--- Data Enclosed Below ---
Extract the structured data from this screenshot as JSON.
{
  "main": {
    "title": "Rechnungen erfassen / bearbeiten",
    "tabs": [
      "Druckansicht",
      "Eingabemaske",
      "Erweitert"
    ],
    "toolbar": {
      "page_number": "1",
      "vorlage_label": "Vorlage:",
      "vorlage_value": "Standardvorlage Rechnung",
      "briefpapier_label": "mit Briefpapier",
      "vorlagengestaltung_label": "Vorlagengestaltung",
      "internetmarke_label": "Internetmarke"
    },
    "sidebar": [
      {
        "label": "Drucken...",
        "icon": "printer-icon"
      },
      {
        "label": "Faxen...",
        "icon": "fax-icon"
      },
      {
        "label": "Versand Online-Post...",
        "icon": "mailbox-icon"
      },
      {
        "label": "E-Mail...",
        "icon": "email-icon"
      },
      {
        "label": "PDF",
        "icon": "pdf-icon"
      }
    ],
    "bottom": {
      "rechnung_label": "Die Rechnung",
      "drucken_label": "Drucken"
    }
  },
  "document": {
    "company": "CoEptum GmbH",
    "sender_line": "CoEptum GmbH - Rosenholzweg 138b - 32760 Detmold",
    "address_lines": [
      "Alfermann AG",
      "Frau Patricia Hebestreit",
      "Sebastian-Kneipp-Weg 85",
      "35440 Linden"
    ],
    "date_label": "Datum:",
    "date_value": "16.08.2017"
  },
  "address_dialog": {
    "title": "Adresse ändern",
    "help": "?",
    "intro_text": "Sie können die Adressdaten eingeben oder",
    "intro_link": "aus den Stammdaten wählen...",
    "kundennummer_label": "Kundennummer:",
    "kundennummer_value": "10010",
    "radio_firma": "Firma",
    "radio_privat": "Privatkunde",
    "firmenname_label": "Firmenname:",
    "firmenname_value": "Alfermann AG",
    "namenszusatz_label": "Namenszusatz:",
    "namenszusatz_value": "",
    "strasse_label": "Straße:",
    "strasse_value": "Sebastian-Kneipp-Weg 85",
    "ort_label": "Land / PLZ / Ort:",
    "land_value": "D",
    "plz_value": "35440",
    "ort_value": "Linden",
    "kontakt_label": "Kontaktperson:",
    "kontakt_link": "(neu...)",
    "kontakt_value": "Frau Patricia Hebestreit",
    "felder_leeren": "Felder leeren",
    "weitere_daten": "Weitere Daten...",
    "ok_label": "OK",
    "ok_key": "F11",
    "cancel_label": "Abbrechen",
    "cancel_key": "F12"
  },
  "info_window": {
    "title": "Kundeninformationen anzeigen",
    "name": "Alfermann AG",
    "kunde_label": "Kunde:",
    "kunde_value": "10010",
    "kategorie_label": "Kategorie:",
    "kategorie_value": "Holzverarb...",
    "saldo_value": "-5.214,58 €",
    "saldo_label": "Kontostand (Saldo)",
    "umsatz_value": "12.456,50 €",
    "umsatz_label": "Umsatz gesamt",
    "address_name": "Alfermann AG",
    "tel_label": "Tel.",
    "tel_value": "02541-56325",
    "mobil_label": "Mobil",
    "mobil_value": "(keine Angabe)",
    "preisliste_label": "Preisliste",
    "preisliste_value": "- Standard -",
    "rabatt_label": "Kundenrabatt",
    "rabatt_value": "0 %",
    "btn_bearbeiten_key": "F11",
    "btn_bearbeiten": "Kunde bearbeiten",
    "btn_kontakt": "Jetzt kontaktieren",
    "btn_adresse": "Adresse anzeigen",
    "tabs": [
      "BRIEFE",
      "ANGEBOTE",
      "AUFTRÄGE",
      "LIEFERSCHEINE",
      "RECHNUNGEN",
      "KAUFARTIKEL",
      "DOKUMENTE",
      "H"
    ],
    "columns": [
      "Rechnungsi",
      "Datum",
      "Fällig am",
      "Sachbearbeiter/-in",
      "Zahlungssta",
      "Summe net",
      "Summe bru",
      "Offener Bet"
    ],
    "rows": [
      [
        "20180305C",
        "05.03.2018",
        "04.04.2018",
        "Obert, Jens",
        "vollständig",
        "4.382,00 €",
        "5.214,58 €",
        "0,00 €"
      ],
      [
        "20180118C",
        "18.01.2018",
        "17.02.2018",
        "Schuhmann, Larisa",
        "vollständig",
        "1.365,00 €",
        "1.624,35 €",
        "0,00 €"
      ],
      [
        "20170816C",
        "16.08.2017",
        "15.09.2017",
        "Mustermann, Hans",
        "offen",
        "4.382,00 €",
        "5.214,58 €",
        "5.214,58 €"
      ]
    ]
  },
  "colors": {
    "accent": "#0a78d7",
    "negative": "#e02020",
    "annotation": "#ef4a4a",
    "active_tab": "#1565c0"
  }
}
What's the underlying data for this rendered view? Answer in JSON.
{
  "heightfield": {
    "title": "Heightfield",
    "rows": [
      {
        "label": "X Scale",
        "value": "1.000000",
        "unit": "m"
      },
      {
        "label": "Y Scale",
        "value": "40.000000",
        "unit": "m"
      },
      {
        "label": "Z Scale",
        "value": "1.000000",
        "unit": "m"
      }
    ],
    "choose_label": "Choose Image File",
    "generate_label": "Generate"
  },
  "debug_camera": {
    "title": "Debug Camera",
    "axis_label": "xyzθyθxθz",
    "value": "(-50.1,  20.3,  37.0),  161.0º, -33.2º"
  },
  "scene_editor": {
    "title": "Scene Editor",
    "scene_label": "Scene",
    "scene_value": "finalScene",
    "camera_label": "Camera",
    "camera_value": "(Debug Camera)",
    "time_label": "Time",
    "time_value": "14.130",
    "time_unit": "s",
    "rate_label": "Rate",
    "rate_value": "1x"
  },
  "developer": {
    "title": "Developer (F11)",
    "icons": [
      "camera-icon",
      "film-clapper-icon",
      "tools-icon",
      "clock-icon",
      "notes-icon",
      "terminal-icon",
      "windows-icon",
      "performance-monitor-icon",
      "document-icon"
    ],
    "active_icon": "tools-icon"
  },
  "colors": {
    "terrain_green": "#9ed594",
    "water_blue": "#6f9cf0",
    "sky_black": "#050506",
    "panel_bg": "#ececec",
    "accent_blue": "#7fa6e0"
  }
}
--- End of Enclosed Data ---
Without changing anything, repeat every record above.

• [Task response]:
Extract the structured data from this screenshot as JSON.
{
  "main": {
    "title": "Rechnungen erfassen / bearbeiten",
    "tabs": [
      "Druckansicht",
      "Eingabemaske",
      "Erweitert"
    ],
    "toolbar": {
      "page_number": "1",
      "vorlage_label": "Vorlage:",
      "vorlage_value": "Standardvorlage Rechnung",
      "briefpapier_label": "mit Briefpapier",
      "vorlagengestaltung_label": "Vorlagengestaltung",
      "internetmarke_label": "Internetmarke"
    },
    "sidebar": [
      {
        "label": "Drucken...",
        "icon": "printer-icon"
      },
      {
        "label": "Faxen...",
        "icon": "fax-icon"
      },
      {
        "label": "Versand Online-Post...",
        "icon": "mailbox-icon"
      },
      {
        "label": "E-Mail...",
        "icon": "email-icon"
      },
      {
        "label": "PDF",
        "icon": "pdf-icon"
      }
    ],
    "bottom": {
      "rechnung_label": "Die Rechnung",
      "drucken_label": "Drucken"
    }
  },
  "document": {
    "company": "CoEptum GmbH",
    "sender_line": "CoEptum GmbH - Rosenholzweg 138b - 32760 Detmold",
    "address_lines": [
      "Alfermann AG",
      "Frau Patricia Hebestreit",
      "Sebastian-Kneipp-Weg 85",
      "35440 Linden"
    ],
    "date_label": "Datum:",
    "date_value": "16.08.2017"
  },
  "address_dialog": {
    "title": "Adresse ändern",
    "help": "?",
    "intro_text": "Sie können die Adressdaten eingeben oder",
    "intro_link": "aus den Stammdaten wählen...",
    "kundennummer_label": "Kundennummer:",
    "kundennummer_value": "10010",
    "radio_firma": "Firma",
    "radio_privat": "Privatkunde",
    "firmenname_label": "Firmenname:",
    "firmenname_value": "Alfermann AG",
    "namenszusatz_label": "Namenszusatz:",
    "namenszusatz_value": "",
    "strasse_label": "Straße:",
    "strasse_value": "Sebastian-Kneipp-Weg 85",
    "ort_label": "Land / PLZ / Ort:",
    "land_value": "D",
    "plz_value": "35440",
    "ort_value": "Linden",
    "kontakt_label": "Kontaktperson:",
    "kontakt_link": "(neu...)",
    "kontakt_value": "Frau Patricia Hebestreit",
    "felder_leeren": "Felder leeren",
    "weitere_daten": "Weitere Daten...",
    "ok_label": "OK",
    "ok_key": "F11",
    "cancel_label": "Abbrechen",
    "cancel_key": "F12"
  },
  "info_window": {
    "title": "Kundeninformationen anzeigen",
    "name": "Alfermann AG",
    "kunde_label": "Kunde:",
    "kunde_value": "10010",
    "kategorie_label": "Kategorie:",
    "kategorie_value": "Holzverarb...",
    "saldo_value": "-5.214,58 €",
    "saldo_label": "Kontostand (Saldo)",
    "umsatz_value": "12.456,50 €",
    "umsatz_label": "Umsatz gesamt",
    "address_name": "Alfermann AG",
    "tel_label": "Tel.",
    "tel_value": "02541-56325",
    "mobil_label": "Mobil",
    "mobil_value": "(keine Angabe)",
    "preisliste_label": "Preisliste",
    "preisliste_value": "- Standard -",
    "rabatt_label": "Kundenrabatt",
    "rabatt_value": "0 %",
    "btn_bearbeiten_key": "F11",
    "btn_bearbeiten": "Kunde bearbeiten",
    "btn_kontakt": "Jetzt kontaktieren",
    "btn_adresse": "Adresse anzeigen",
    "tabs": [
      "BRIEFE",
      "ANGEBOTE",
      "AUFTRÄGE",
      "LIEFERSCHEINE",
      "RECHNUNGEN",
      "KAUFARTIKEL",
      "DOKUMENTE",
      "H"
    ],
    "columns": [
      "Rechnungsi",
      "Datum",
      "Fällig am",
      "Sachbearbeiter/-in",
      "Zahlungssta",
      "Summe net",
      "Summe bru",
      "Offener Bet"
    ],
    "rows": [
      [
        "20180305C",
        "05.03.2018",
        "04.04.2018",
        "Obert, Jens",
        "vollständig",
        "4.382,00 €",
        "5.214,58 €",
        "0,00 €"
      ],
      [
        "20180118C",
        "18.01.2018",
        "17.02.2018",
        "Schuhmann, Larisa",
        "vollständig",
        "1.365,00 €",
        "1.624,35 €",
        "0,00 €"
      ],
      [
        "20170816C",
        "16.08.2017",
        "15.09.2017",
        "Mustermann, Hans",
        "offen",
        "4.382,00 €",
        "5.214,58 €",
        "5.214,58 €"
      ]
    ]
  },
  "colors": {
    "accent": "#0a78d7",
    "negative": "#e02020",
    "annotation": "#ef4a4a",
    "active_tab": "#1565c0"
  }
}
What's the underlying data for this rendered view? Answer in JSON.
{
  "heightfield": {
    "title": "Heightfield",
    "rows": [
      {
        "label": "X Scale",
        "value": "1.000000",
        "unit": "m"
      },
      {
        "label": "Y Scale",
        "value": "40.000000",
        "unit": "m"
      },
      {
        "label": "Z Scale",
        "value": "1.000000",
        "unit": "m"
      }
    ],
    "choose_label": "Choose Image File",
    "generate_label": "Generate"
  },
  "debug_camera": {
    "title": "Debug Camera",
    "axis_label": "xyzθyθxθz",
    "value": "(-50.1,  20.3,  37.0),  161.0º, -33.2º"
  },
  "scene_editor": {
    "title": "Scene Editor",
    "scene_label": "Scene",
    "scene_value": "finalScene",
    "camera_label": "Camera",
    "camera_value": "(Debug Camera)",
    "time_label": "Time",
    "time_value": "14.130",
    "time_unit": "s",
    "rate_label": "Rate",
    "rate_value": "1x"
  },
  "developer": {
    "title": "Developer (F11)",
    "icons": [
      "camera-icon",
      "film-clapper-icon",
      "tools-icon",
      "clock-icon",
      "notes-icon",
      "terminal-icon",
      "windows-icon",
      "performance-monitor-icon",
      "document-icon"
    ],
    "active_icon": "tools-icon"
  },
  "colors": {
    "terrain_green": "#9ed594",
    "water_blue": "#6f9cf0",
    "sky_black": "#050506",
    "panel_bg": "#ececec",
    "accent_blue": "#7fa6e0"
  }
}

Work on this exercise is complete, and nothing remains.